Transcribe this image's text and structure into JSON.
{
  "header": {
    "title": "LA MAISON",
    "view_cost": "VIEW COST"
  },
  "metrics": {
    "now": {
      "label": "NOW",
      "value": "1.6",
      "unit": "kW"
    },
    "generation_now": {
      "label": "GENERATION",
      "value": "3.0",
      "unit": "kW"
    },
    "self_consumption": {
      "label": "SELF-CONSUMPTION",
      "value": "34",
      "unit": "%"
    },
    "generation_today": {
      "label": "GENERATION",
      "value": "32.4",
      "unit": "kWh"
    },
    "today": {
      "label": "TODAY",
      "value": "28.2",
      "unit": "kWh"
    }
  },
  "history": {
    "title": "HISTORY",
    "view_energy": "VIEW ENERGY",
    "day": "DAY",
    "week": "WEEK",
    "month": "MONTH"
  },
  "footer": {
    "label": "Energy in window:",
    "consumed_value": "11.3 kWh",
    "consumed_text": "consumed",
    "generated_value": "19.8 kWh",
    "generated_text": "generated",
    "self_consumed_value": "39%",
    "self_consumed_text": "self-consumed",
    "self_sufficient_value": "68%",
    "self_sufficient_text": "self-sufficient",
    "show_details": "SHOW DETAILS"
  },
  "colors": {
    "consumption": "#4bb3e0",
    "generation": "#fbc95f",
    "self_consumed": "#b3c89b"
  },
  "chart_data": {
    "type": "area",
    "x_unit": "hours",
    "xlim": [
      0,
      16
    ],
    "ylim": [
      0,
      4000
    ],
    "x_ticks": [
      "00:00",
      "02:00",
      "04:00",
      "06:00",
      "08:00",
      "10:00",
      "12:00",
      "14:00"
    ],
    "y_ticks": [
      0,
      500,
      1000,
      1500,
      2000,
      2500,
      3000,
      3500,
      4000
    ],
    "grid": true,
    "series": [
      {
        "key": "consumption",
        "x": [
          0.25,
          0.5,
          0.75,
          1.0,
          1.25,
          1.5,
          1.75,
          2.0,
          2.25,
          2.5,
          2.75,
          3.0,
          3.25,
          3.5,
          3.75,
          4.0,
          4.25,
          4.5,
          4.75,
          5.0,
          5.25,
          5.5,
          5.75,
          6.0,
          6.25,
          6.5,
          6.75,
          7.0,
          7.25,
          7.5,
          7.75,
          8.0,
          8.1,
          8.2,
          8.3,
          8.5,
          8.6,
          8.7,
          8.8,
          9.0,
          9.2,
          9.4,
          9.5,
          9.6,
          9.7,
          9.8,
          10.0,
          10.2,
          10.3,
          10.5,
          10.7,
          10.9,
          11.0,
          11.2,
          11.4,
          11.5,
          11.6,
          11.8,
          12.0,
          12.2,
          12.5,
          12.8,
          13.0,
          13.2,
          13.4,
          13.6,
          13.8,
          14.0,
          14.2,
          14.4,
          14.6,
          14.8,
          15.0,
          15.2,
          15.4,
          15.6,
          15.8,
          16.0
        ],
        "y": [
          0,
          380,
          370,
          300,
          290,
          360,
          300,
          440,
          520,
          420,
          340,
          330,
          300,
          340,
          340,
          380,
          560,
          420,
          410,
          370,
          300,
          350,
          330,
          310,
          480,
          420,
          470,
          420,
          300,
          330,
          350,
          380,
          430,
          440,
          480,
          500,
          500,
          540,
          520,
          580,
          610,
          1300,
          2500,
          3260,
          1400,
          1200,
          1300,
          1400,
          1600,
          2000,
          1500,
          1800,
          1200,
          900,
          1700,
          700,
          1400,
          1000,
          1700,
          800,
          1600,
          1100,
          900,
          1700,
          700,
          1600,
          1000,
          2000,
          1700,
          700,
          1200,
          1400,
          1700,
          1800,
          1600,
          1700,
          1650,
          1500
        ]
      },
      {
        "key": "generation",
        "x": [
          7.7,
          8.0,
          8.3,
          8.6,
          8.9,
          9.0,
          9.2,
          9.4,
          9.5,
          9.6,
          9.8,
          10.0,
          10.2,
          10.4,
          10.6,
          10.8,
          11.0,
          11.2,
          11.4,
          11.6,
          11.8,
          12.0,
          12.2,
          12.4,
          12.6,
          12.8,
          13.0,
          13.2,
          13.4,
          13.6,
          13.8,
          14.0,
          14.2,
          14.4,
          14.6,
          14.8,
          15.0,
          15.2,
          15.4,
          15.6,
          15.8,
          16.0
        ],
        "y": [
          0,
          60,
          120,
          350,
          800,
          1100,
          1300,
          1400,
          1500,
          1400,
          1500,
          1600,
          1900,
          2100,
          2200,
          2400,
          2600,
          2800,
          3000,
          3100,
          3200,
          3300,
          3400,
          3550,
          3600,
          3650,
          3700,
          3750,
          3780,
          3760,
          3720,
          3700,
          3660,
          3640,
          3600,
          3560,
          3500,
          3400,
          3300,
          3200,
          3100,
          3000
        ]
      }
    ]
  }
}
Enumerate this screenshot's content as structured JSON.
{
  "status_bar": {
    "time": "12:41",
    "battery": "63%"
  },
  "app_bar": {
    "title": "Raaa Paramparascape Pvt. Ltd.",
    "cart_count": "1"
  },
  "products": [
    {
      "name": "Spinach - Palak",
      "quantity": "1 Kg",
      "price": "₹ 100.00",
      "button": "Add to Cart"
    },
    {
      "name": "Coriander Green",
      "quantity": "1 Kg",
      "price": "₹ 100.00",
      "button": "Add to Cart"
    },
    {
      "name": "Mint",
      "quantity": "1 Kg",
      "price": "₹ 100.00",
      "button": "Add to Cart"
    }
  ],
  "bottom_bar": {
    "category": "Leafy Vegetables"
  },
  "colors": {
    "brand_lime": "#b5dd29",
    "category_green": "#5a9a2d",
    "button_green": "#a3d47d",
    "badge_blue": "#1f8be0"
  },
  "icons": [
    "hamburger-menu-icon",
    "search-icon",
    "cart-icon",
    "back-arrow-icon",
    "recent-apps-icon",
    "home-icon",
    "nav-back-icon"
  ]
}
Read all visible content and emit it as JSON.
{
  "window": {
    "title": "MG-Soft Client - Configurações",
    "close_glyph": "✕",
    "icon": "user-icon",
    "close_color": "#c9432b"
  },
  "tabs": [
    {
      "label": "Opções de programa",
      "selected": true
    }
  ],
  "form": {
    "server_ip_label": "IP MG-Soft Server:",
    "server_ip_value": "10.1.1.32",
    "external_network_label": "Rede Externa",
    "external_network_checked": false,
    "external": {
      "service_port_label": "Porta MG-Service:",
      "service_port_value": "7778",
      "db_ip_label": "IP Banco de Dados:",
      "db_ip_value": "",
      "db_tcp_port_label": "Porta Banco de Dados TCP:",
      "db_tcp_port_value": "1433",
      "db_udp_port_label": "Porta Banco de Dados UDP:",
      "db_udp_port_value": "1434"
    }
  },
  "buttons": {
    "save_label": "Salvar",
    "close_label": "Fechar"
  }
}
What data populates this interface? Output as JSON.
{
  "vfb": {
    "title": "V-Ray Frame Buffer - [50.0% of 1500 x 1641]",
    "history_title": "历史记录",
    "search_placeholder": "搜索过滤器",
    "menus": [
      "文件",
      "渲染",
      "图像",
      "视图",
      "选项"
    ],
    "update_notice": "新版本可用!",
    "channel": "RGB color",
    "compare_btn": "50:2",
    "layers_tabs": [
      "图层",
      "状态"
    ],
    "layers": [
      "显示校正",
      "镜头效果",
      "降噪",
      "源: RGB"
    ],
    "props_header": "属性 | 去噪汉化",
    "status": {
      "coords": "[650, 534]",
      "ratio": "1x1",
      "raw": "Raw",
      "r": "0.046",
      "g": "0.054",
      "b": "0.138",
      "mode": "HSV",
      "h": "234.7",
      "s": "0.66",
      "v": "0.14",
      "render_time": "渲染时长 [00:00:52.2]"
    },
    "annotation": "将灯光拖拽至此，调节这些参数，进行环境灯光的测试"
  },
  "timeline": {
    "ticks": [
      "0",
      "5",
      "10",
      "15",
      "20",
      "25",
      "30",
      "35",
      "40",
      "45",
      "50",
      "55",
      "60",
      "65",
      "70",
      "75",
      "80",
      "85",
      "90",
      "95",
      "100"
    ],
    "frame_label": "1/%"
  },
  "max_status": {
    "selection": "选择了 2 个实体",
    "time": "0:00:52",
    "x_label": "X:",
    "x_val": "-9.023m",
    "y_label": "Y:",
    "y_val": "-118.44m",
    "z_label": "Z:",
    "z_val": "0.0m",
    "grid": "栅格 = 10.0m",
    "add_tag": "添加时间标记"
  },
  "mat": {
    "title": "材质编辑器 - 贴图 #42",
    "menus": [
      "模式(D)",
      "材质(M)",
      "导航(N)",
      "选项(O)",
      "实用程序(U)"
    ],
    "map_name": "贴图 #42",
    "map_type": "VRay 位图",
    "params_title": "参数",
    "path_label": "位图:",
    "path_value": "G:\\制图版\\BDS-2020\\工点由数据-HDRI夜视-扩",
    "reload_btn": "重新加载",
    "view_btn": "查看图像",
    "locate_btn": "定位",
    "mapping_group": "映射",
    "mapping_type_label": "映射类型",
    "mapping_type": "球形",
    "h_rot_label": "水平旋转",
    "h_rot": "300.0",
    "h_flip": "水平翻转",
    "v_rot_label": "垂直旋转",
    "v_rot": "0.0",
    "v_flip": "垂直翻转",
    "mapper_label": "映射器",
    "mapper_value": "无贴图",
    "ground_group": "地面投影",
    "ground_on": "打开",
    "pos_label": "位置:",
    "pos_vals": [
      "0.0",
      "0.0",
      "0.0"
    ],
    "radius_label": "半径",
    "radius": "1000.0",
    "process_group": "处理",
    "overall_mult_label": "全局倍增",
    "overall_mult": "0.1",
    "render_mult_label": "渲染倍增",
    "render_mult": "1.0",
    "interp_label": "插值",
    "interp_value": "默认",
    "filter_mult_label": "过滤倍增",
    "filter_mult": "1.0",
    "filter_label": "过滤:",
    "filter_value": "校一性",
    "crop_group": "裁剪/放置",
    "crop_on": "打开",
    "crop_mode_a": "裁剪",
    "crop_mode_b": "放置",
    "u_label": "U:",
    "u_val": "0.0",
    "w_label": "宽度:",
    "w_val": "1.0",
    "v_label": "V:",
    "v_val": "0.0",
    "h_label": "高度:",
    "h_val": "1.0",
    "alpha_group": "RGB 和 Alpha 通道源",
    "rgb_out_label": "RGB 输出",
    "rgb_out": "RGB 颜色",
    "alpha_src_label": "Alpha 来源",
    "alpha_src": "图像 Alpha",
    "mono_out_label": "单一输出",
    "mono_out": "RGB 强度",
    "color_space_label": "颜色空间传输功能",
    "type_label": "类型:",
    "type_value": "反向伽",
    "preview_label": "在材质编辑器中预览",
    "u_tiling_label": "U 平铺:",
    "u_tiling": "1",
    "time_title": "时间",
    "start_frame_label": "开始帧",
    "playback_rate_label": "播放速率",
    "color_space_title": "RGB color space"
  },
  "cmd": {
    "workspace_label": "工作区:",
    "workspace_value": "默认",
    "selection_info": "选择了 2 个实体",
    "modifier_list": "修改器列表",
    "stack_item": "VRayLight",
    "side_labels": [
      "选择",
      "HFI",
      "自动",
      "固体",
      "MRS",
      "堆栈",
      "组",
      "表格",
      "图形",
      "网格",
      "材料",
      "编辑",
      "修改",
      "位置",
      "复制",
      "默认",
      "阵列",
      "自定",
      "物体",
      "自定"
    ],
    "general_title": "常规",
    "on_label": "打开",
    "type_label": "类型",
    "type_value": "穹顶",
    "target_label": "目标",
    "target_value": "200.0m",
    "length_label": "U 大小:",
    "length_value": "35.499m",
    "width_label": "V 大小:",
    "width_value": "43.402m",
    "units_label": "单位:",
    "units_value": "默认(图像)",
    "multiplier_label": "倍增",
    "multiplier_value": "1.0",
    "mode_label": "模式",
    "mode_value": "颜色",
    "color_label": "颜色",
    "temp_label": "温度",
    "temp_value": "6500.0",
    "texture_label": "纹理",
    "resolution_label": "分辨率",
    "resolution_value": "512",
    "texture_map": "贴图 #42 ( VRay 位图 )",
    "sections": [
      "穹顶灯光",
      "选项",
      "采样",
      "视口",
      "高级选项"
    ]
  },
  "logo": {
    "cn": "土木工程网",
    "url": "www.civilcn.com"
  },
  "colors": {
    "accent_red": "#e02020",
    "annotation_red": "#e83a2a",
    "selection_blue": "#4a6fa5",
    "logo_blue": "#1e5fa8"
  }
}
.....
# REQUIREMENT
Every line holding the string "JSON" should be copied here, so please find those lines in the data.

# RESPONSE TO THIS EXERCISE
Transcribe this image's text and structure into JSON.
Enumerate this screenshot's content as structured JSON.
Read all visible content and emit it as JSON.
What data populates this interface? Output as JSON.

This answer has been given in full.